Go through the material below and copy each line where the word "Cloud" appears.
>>>>
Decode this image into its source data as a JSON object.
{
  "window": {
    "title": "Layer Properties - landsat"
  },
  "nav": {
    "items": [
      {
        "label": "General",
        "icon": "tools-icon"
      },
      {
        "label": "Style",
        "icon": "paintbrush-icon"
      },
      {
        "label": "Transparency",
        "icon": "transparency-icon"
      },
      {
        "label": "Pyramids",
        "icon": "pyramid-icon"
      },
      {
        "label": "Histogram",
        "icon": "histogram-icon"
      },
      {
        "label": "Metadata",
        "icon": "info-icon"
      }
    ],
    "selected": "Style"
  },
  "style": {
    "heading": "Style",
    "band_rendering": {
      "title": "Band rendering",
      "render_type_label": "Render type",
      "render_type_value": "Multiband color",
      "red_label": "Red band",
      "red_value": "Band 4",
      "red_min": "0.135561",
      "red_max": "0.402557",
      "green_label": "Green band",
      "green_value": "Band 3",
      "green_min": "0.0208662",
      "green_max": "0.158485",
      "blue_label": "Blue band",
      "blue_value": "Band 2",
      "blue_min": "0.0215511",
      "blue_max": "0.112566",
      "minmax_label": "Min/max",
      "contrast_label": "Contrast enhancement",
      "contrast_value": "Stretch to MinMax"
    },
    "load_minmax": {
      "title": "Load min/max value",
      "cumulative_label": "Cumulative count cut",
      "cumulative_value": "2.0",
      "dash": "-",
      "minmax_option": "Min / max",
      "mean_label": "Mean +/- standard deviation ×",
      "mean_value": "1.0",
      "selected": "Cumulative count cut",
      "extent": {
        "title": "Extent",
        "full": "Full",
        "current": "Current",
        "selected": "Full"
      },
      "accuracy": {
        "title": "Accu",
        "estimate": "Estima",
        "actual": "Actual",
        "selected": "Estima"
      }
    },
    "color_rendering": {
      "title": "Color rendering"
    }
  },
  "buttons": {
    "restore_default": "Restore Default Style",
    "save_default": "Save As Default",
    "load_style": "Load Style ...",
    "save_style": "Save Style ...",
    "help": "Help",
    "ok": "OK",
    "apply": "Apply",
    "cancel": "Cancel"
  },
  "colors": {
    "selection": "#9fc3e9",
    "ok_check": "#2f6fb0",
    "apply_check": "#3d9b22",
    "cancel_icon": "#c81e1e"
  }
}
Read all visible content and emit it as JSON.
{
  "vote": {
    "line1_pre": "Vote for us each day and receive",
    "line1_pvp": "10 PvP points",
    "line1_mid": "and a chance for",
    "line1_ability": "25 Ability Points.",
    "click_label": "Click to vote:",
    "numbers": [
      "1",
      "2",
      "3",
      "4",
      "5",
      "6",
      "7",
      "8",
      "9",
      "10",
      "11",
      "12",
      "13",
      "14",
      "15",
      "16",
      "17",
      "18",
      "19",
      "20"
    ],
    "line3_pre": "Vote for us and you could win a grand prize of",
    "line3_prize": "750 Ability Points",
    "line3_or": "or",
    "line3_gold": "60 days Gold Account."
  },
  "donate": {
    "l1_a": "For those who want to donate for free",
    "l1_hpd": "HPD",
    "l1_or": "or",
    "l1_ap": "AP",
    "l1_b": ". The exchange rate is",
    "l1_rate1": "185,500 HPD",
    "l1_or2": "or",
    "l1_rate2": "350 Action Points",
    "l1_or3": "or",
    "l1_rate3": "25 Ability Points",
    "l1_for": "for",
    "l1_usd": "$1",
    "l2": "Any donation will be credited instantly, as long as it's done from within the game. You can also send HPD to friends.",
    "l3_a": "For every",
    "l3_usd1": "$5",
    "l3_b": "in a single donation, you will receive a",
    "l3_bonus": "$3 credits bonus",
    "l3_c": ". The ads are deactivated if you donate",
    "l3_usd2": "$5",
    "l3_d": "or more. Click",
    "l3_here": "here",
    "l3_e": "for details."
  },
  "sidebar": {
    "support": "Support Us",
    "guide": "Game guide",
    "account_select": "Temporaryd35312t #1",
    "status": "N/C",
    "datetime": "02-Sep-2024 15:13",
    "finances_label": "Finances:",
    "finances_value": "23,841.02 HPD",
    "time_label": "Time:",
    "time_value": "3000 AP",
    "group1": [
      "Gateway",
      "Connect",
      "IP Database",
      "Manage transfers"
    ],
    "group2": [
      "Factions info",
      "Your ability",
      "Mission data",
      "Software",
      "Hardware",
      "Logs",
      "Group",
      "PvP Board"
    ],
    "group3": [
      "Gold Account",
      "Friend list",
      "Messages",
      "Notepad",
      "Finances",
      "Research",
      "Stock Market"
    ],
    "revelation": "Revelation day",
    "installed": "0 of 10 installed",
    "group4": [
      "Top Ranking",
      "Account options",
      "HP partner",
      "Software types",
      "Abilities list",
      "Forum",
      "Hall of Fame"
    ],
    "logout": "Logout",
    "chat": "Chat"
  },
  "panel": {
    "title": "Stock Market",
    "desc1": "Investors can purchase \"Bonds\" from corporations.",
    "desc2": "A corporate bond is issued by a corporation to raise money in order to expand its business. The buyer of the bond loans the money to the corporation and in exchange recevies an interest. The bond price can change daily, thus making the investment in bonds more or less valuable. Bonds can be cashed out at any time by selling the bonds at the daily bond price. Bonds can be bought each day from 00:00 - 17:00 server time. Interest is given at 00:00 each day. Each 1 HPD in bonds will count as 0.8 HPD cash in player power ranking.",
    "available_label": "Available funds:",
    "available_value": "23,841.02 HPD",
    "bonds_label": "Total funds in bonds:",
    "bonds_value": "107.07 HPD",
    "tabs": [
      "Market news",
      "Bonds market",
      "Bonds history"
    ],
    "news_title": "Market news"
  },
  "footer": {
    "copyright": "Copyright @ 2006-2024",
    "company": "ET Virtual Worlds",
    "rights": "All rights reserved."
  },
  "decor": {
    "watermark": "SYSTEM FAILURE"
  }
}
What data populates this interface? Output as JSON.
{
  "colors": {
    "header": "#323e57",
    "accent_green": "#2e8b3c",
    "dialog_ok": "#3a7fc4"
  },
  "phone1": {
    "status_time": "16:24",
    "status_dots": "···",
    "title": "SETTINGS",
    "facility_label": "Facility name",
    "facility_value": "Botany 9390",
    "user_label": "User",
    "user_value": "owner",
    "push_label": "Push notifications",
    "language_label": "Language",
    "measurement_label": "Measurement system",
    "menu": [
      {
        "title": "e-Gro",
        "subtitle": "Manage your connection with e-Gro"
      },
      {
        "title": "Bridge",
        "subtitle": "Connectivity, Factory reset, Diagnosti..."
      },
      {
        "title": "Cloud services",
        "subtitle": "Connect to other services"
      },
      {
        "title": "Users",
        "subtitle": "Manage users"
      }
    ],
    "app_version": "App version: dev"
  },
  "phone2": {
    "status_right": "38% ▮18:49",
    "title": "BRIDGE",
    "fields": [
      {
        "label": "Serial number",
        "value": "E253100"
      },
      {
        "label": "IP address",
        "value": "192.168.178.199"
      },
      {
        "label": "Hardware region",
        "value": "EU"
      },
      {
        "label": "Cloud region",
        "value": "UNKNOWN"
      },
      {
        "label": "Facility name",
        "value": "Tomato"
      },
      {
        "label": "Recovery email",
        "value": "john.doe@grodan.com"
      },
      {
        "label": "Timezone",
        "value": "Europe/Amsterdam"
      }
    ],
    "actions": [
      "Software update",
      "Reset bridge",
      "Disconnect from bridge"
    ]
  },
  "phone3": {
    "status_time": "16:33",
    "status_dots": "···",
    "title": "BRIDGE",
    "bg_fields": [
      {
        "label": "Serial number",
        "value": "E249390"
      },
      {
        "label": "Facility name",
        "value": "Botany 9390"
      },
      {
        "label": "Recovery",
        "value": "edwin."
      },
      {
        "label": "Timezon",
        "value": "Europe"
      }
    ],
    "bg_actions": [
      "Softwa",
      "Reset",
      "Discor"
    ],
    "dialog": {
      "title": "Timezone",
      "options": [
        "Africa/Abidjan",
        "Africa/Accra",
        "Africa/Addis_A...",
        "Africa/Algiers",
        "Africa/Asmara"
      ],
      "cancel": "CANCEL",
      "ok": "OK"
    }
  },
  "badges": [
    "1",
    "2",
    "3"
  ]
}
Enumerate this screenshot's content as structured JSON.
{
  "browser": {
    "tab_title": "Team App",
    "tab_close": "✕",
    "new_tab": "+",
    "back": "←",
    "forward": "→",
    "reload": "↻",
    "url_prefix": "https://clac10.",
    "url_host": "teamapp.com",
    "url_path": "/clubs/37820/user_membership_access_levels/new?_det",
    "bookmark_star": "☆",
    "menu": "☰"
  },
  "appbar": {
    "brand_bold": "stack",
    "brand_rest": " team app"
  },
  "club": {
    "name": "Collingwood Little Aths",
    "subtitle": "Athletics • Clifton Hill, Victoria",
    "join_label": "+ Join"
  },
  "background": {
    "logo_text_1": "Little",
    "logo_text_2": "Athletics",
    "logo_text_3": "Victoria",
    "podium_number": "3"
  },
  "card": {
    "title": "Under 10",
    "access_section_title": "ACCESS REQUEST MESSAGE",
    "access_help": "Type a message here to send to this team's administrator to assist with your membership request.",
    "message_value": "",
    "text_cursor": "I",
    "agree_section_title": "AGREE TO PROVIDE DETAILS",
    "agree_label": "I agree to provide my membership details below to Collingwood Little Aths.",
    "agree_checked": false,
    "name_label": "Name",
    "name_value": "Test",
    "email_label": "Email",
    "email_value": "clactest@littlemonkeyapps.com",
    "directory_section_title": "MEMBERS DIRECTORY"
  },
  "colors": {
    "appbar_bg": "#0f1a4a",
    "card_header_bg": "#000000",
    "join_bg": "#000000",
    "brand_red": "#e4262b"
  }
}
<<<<
> Solution to this exercise:
        "title": "Cloud services",
        "label": "Cloud region",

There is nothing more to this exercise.